The application process is slightly different depending on the grant applied for. For Fund A there is a one-stage online application process, with three application deadlines per year. You will hear the outcome of your decision around three months after the application deadline. Projects are required to set and work towards achieving three outcomes – these can be musical, personal, social, workforce or organisational. The next deadline is 5 April.
For Fund B there is a two-stage online application process, with application deadlines twice a year. If you are successful, the whole process takes around six months.
Upcoming fund application deadlines can be found at youthmusic.org.uk/funding-application-deadlines.
Is there a follow-up process for those who are successful?
Successful applicants will receive an email containing Youth Music’s grant offer. Youth Music is also likely to make a number of recommendations at this stage, which may involve returning the application form to applicants to make changes before issuing a funding agreement. Before the first payment can be released, applicants are expected to satisfactorily address a number of initial grant requirements.
Successful applicants should visit the ‘I am funded’ section of the Youth Music Network, where a full guide to accepting the grant offer and completing your initial grant requirements can be found.
Does Youth Music run any other projects for schools?
The Youth Music Network is a free-to-join online community for everyone whose work involves making music with children and young people. The Youth Music Network is a place for music leaders, youth workers, music teachers and project staff to share opinions and experiences, learn from others, make connections, find work and develop their skills.
Exchanging Notes is a four-year action research programme pioneering new partnerships between schools and music education providers who normally work in out-of-school settings. Each project works with young people at risk of low attainment, disengagement or educational exclusion, helping them achieve the best musical, educational and wider outcomes through taking part in regular music-making activities.
As part of the programme, Southampton-based community music organisation SoCo Music is running a project pairing specialist music leaders up with two local schools. Rosewood Free School, which caters for children with profound and multiple learning disabilities (PMLD), has been working with SoCo for three years. The project uses a mix of one-to-one music-making sessions, led by SoCo’s specialist music leader and supported by teaching staff, and group sessions with the whole class led by Rosewood’s teachers using the new skills they’ve learned. The project has had a hugely positive impact on teaching and learning for the school’s staff, SoCo music leaders and students.

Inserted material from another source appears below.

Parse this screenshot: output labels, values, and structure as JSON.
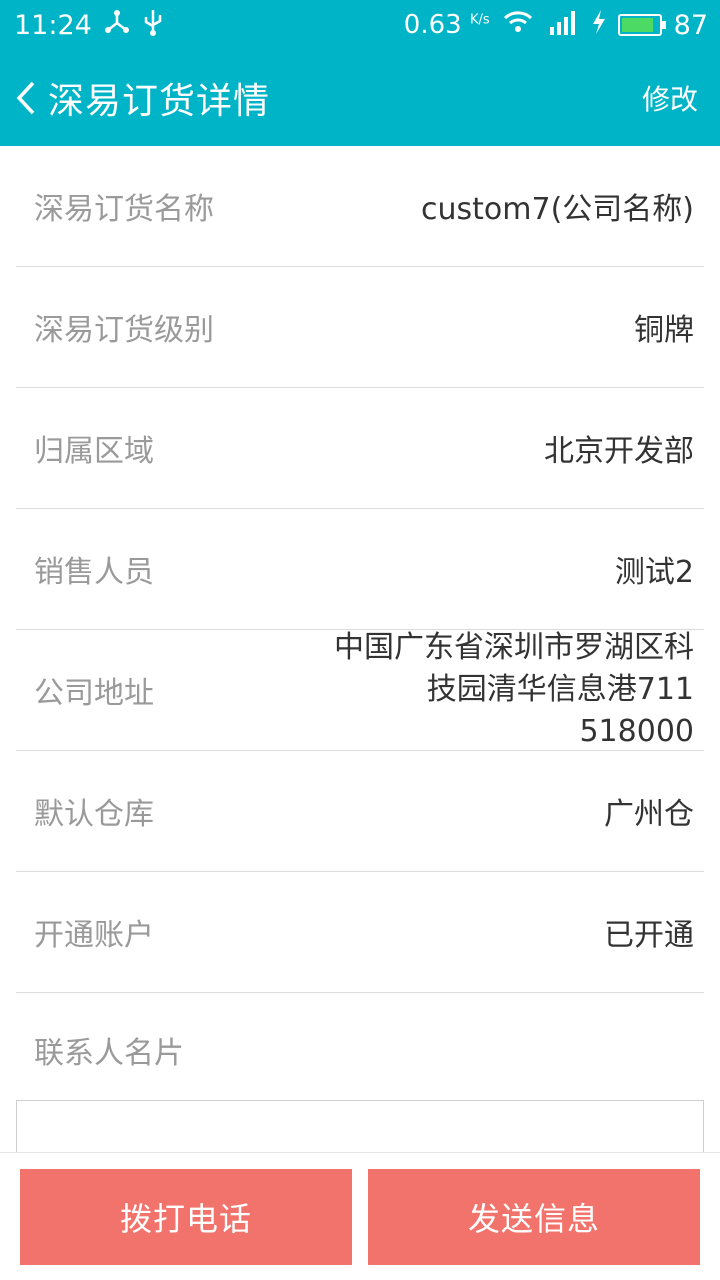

Essex Music Educational Hub realised that opportunities for music-making in the county’s special schools were limited. The hub was successful in applying for Youth Music funding and received a three-year grant. The project involved 2,000 pupils from 25 schools. Each school was paired with a county music tutor and specialist in delivering music in SEND settings. For 10 weeks, the musicians led music-making activities in the school, supporting and working alongside the classroom teachers, giving them the skills to continue once the sessions ended. The long-term impact has been successful partnerships, a highly skilled and confident workforce, and greater musical opportunities, achievement and enjoyment for young people.
With the help of Youth Music, Charanga has developed a set of SEND-focused online resources, including listening, composing and performing exercises, and fully adaptable lesson plans. All schools across Essex, Southend and Thurrock, including mainstream schools, now have free access to these resources, subsidised by their Music Education Hub. Charanga has been able to take this and share it through the Charanga cloud-based learning platform used by over 100 Music Education Hubs nationwide. Already, more than 7,000 schools across the country can access the new teaching resources, and there are plans to expand the scheme even further.